[TASK DIRECTIONS]: Every line of the data below that holds the string "JSON" needs to be reported.

[Data records for software interfaces]
=== Begin Enclosure ===

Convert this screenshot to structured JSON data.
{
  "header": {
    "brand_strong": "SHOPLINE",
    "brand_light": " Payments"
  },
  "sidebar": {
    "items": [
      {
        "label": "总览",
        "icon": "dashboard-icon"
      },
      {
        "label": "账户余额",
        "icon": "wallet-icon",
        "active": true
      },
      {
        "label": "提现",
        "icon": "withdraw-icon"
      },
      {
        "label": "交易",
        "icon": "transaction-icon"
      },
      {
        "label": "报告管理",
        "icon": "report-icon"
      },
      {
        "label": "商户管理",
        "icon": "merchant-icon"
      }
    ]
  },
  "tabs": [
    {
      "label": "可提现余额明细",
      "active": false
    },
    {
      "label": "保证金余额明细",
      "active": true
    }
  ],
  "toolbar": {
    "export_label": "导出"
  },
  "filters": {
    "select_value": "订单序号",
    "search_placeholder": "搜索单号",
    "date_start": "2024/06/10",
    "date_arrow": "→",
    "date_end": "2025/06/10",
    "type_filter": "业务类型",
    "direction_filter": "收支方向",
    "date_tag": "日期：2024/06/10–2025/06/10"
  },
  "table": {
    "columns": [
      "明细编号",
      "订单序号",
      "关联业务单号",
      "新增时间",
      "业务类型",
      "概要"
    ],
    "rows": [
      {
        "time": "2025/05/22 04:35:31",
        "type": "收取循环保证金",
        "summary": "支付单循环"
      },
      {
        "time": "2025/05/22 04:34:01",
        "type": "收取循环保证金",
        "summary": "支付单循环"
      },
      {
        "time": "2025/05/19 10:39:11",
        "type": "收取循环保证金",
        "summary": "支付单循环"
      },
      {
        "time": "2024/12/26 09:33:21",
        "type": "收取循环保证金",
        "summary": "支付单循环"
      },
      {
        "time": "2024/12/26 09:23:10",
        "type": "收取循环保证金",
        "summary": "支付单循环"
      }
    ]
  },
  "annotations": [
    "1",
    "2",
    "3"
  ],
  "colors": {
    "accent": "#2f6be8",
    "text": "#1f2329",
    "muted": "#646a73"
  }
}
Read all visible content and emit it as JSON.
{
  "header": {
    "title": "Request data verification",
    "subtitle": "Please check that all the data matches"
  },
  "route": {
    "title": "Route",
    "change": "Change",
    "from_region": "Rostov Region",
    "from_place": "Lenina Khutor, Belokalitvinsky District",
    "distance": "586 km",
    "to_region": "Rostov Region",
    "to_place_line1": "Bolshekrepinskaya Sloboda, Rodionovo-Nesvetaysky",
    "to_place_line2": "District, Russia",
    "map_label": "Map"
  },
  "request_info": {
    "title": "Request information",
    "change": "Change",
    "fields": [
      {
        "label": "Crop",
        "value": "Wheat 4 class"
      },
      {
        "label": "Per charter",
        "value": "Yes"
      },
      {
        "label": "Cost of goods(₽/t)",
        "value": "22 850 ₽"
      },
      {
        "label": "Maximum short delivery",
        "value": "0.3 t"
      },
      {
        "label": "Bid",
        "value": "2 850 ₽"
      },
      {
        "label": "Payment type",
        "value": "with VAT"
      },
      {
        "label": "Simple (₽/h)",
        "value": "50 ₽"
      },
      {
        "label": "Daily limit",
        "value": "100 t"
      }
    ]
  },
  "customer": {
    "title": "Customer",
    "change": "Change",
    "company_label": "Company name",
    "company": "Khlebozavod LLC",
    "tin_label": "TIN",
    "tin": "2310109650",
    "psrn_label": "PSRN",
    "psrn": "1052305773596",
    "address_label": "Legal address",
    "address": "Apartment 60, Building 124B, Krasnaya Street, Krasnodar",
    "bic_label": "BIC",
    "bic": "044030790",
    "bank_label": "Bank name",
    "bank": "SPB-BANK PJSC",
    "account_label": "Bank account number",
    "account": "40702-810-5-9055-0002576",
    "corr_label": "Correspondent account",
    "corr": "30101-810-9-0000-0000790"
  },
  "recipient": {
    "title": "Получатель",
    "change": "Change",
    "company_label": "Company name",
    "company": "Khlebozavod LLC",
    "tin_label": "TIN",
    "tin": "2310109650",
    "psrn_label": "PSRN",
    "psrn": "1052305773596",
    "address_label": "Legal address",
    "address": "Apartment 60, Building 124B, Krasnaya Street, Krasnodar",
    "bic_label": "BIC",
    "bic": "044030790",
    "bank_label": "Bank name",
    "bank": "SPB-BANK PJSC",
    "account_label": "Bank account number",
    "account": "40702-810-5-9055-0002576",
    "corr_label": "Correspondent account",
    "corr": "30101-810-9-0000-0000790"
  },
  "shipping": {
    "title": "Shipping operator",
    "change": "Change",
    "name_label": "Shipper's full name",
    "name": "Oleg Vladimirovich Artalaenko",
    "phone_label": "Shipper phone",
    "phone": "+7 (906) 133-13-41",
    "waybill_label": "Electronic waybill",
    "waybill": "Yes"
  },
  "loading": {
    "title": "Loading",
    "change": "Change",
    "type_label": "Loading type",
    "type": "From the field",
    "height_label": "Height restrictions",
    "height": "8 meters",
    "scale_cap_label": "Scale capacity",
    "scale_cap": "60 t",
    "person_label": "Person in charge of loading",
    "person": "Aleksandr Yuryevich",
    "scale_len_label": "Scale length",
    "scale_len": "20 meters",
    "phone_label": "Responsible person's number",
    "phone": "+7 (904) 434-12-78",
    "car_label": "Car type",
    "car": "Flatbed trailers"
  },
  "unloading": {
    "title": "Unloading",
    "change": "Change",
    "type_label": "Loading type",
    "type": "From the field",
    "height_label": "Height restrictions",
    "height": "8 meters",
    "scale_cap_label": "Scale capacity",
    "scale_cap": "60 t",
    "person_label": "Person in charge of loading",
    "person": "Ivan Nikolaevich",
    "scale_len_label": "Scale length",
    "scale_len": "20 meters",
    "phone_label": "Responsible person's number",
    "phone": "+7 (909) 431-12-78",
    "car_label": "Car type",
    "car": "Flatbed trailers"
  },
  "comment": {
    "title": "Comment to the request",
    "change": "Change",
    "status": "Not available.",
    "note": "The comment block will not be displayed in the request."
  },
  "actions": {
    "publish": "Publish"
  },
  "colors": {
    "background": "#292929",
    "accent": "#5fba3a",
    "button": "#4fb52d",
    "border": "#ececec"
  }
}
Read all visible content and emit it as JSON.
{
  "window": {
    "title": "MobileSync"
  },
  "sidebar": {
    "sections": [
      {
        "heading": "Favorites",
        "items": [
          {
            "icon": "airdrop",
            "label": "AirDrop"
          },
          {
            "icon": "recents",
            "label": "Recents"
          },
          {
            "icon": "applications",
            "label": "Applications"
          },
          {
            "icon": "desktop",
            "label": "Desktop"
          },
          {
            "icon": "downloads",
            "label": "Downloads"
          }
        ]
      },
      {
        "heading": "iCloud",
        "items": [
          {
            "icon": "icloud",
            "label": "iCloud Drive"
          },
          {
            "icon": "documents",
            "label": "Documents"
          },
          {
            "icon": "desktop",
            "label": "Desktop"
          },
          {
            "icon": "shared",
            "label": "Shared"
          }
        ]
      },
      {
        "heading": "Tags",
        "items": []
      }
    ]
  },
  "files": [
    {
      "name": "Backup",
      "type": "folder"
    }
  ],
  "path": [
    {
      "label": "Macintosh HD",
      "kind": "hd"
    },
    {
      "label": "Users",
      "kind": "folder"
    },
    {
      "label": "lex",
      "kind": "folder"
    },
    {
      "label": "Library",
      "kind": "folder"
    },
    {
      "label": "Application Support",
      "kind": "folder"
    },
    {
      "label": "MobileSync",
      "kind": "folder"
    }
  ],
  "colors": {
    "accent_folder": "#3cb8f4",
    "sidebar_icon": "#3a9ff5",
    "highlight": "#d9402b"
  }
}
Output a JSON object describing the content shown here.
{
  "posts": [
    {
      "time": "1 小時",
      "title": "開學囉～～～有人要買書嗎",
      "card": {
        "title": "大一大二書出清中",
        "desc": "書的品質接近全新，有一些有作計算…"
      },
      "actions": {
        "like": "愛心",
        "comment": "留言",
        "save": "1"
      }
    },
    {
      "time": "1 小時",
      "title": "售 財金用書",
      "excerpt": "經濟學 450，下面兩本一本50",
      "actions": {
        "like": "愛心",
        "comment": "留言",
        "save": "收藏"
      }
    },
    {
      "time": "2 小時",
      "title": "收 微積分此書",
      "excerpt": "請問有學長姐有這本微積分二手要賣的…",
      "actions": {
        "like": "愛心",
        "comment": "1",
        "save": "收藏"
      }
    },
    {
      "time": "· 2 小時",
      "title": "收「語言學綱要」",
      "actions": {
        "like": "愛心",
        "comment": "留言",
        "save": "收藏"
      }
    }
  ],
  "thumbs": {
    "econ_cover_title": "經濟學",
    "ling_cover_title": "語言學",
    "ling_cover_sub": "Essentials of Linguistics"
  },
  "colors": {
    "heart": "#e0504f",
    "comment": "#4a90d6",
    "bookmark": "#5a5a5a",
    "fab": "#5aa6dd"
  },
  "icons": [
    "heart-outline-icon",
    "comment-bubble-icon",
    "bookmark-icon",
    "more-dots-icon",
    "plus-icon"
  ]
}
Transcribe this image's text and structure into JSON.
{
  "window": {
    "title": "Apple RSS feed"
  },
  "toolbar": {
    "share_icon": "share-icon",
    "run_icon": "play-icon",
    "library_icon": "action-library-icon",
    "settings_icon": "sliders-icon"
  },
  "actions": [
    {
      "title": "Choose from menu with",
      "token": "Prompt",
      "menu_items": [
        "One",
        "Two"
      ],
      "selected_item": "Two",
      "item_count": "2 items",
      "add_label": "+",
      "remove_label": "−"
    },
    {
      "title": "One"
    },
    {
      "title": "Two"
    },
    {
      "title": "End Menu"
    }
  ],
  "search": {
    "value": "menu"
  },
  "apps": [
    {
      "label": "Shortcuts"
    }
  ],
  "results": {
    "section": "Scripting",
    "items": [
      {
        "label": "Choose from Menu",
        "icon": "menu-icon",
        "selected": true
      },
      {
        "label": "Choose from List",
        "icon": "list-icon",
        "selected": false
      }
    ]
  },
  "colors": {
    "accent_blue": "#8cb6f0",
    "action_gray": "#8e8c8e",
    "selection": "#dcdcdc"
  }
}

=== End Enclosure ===

[SOLUTION]:
Convert this screenshot to structured JSON data.
Read all visible content and emit it as JSON.
Read all visible content and emit it as JSON.
Output a JSON object describing the content shown here.
Transcribe this image's text and structure into JSON.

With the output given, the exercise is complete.